Brief: When a picture appears among the records, leave it out, and copy all else exactly.

Available records:
______________________________

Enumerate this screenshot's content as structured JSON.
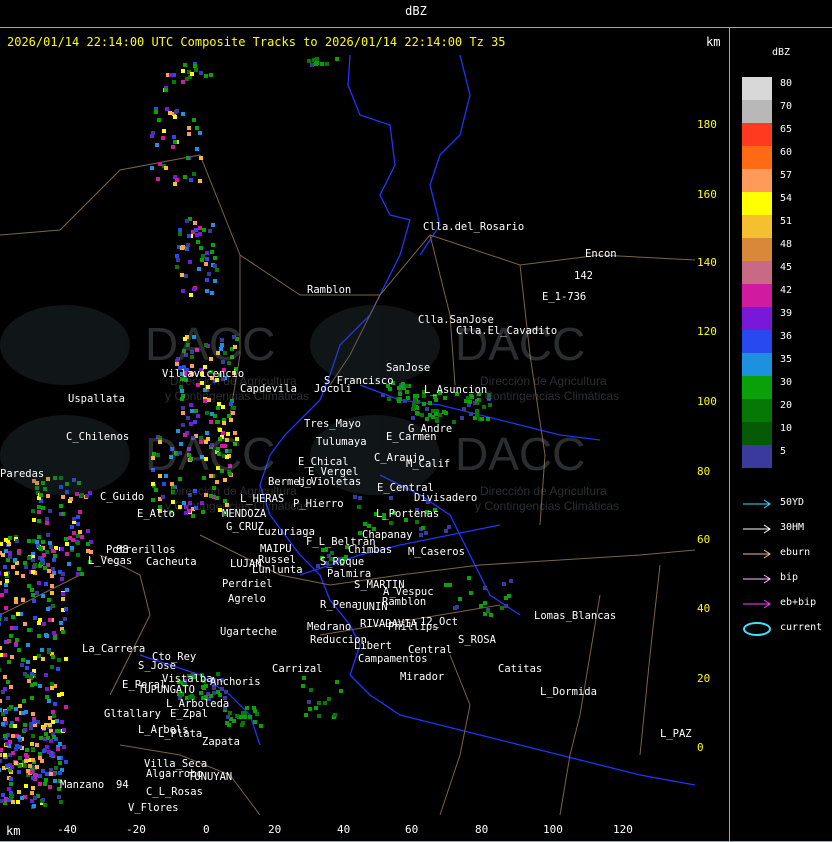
{
  "window": {
    "title": "dBZ"
  },
  "header": {
    "text": "2026/01/14 22:14:00 UTC Composite Tracks to 2026/01/14 22:14:00 Tz 35",
    "unit": "km"
  },
  "x_axis": {
    "unit": "km",
    "ticks": [
      "-40",
      "-20",
      "0",
      "20",
      "40",
      "60",
      "80",
      "100",
      "120"
    ]
  },
  "y_axis": {
    "ticks": [
      "180",
      "160",
      "140",
      "120",
      "100",
      "80",
      "60",
      "40",
      "20",
      "0"
    ]
  },
  "legend": {
    "title": "dBZ",
    "scale": [
      {
        "value": "80",
        "color": "#d8d8d8"
      },
      {
        "value": "70",
        "color": "#b8b8b8"
      },
      {
        "value": "65",
        "color": "#ff3a1e"
      },
      {
        "value": "60",
        "color": "#ff6a14"
      },
      {
        "value": "57",
        "color": "#ff9a5a"
      },
      {
        "value": "54",
        "color": "#ffff00"
      },
      {
        "value": "51",
        "color": "#f5c030"
      },
      {
        "value": "48",
        "color": "#d9883a"
      },
      {
        "value": "45",
        "color": "#c86a86"
      },
      {
        "value": "42",
        "color": "#d01aa0"
      },
      {
        "value": "39",
        "color": "#7a18d8"
      },
      {
        "value": "36",
        "color": "#2848f0"
      },
      {
        "value": "35",
        "color": "#1e90e0"
      },
      {
        "value": "30",
        "color": "#0aa00a"
      },
      {
        "value": "20",
        "color": "#067806"
      },
      {
        "value": "10",
        "color": "#055a05"
      },
      {
        "value": "5",
        "color": "#3a3a9c"
      }
    ],
    "tracks": [
      {
        "label": "50YD",
        "color": "#40e0ff"
      },
      {
        "label": "30HM",
        "color": "#ffffff"
      },
      {
        "label": "eburn",
        "color": "#f0c080"
      },
      {
        "label": "bip",
        "color": "#ffc0ff"
      },
      {
        "label": "eb+bip",
        "color": "#ff40ff"
      },
      {
        "label": "current",
        "color": "#40e0ff"
      }
    ]
  },
  "watermark": {
    "brand": "DACC",
    "line1": "Dirección de Agricultura",
    "line2": "y Contingencias Climáticas"
  },
  "places": [
    "Clla.del_Rosario",
    "Encon",
    "142",
    "E_1-736",
    "Ramblon",
    "Clla.SanJose",
    "Clla.El_Cavadito",
    "Villavicencio",
    "Capdevila",
    "S_Francisco",
    "SanJose",
    "L_Asuncion",
    "Uspallata",
    "Tres_Mayo",
    "Jocoli",
    "C_Chilenos",
    "Tulumaya",
    "E_Carmen",
    "G_Andre",
    "C_Araujo",
    "M_Calif",
    "E_Chical",
    "E_Vergel",
    "Paredas",
    "Bermejo",
    "L_Violetas",
    "E_Central",
    "Divisadero",
    "C_Guido",
    "L_HERAS",
    "P_Hierro",
    "E_Alto",
    "MENDOZA",
    "L_Portenas",
    "G_CRUZ",
    "Luzuriaga",
    "Chapanay",
    "F_L_Beltran",
    "Chimbas",
    "M_Caseros",
    "Potrerillos",
    "MAIPU",
    "Russel",
    "S_Roque",
    "L_Vegas",
    "Cacheuta",
    "LUJAN",
    "Lunlunta",
    "Palmira",
    "Perdriel",
    "S_MARTIN",
    "A_Vespuc",
    "Ramblon",
    "Agrelo",
    "R_Pena",
    "JUNIN",
    "Ugarteche",
    "Medrano",
    "RIVADAVIA",
    "Phillips",
    "12_Oct",
    "Lomas_Blancas",
    "S_ROSA",
    "La_Carrera",
    "Cto_Rey",
    "Reduccion",
    "Libert",
    "Campamentos",
    "Central",
    "S_Jose",
    "Carrizal",
    "Catitas",
    "E_Peral",
    "Vistalba",
    "Anchoris",
    "Mirador",
    "TUPUNGATO",
    "L_Dormida",
    "L_Arboleda",
    "Gltallary",
    "E_Zpal",
    "L_Arbols",
    "L_Plata",
    "Zapata",
    "L_PAZ",
    "Villa_Seca",
    "Algarrobo",
    "Manzano",
    "TUNUYAN",
    "C_L_Rosas",
    "V_Flores",
    "88",
    "94"
  ]
}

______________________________

Written response:
Enumerate this screenshot's content as structured JSON.
{
  "window": {
    "title": "dBZ"
  },
  "header": {
    "text": "2026/01/14 22:14:00 UTC Composite Tracks to 2026/01/14 22:14:00 Tz 35",
    "unit": "km"
  },
  "x_axis": {
    "unit": "km",
    "ticks": [
      "-40",
      "-20",
      "0",
      "20",
      "40",
      "60",
      "80",
      "100",
      "120"
    ]
  },
  "y_axis": {
    "ticks": [
      "180",
      "160",
      "140",
      "120",
      "100",
      "80",
      "60",
      "40",
      "20",
      "0"
    ]
  },
  "legend": {
    "title": "dBZ",
    "scale": [
      {
        "value": "80",
        "color": "#d8d8d8"
      },
      {
        "value": "70",
        "color": "#b8b8b8"
      },
      {
        "value": "65",
        "color": "#ff3a1e"
      },
      {
        "value": "60",
        "color": "#ff6a14"
      },
      {
        "value": "57",
        "color": "#ff9a5a"
      },
      {
        "value": "54",
        "color": "#ffff00"
      },
      {
        "value": "51",
        "color": "#f5c030"
      },
      {
        "value": "48",
        "color": "#d9883a"
      },
      {
        "value": "45",
        "color": "#c86a86"
      },
      {
        "value": "42",
        "color": "#d01aa0"
      },
      {
        "value": "39",
        "color": "#7a18d8"
      },
      {
        "value": "36",
        "color": "#2848f0"
      },
      {
        "value": "35",
        "color": "#1e90e0"
      },
      {
        "value": "30",
        "color": "#0aa00a"
      },
      {
        "value": "20",
        "color": "#067806"
      },
      {
        "value": "10",
        "color": "#055a05"
      },
      {
        "value": "5",
        "color": "#3a3a9c"
      }
    ],
    "tracks": [
      {
        "label": "50YD",
        "color": "#40e0ff"
      },
      {
        "label": "30HM",
        "color": "#ffffff"
      },
      {
        "label": "eburn",
        "color": "#f0c080"
      },
      {
        "label": "bip",
        "color": "#ffc0ff"
      },
      {
        "label": "eb+bip",
        "color": "#ff40ff"
      },
      {
        "label": "current",
        "color": "#40e0ff"
      }
    ]
  },
  "watermark": {
    "brand": "DACC",
    "line1": "Dirección de Agricultura",
    "line2": "y Contingencias Climáticas"
  },
  "places": [
    "Clla.del_Rosario",
    "Encon",
    "142",
    "E_1-736",
    "Ramblon",
    "Clla.SanJose",
    "Clla.El_Cavadito",
    "Villavicencio",
    "Capdevila",
    "S_Francisco",
    "SanJose",
    "L_Asuncion",
    "Uspallata",
    "Tres_Mayo",
    "Jocoli",
    "C_Chilenos",
    "Tulumaya",
    "E_Carmen",
    "G_Andre",
    "C_Araujo",
    "M_Calif",
    "E_Chical",
    "E_Vergel",
    "Paredas",
    "Bermejo",
    "L_Violetas",
    "E_Central",
    "Divisadero",
    "C_Guido",
    "L_HERAS",
    "P_Hierro",
    "E_Alto",
    "MENDOZA",
    "L_Portenas",
    "G_CRUZ",
    "Luzuriaga",
    "Chapanay",
    "F_L_Beltran",
    "Chimbas",
    "M_Caseros",
    "Potrerillos",
    "MAIPU",
    "Russel",
    "S_Roque",
    "L_Vegas",
    "Cacheuta",
    "LUJAN",
    "Lunlunta",
    "Palmira",
    "Perdriel",
    "S_MARTIN",
    "A_Vespuc",
    "Ramblon",
    "Agrelo",
    "R_Pena",
    "JUNIN",
    "Ugarteche",
    "Medrano",
    "RIVADAVIA",
    "Phillips",
    "12_Oct",
    "Lomas_Blancas",
    "S_ROSA",
    "La_Carrera",
    "Cto_Rey",
    "Reduccion",
    "Libert",
    "Campamentos",
    "Central",
    "S_Jose",
    "Carrizal",
    "Catitas",
    "E_Peral",
    "Vistalba",
    "Anchoris",
    "Mirador",
    "TUPUNGATO",
    "L_Dormida",
    "L_Arboleda",
    "Gltallary",
    "E_Zpal",
    "L_Arbols",
    "L_Plata",
    "Zapata",
    "L_PAZ",
    "Villa_Seca",
    "Algarrobo",
    "Manzano",
    "TUNUYAN",
    "C_L_Rosas",
    "V_Flores",
    "88",
    "94"
  ]
}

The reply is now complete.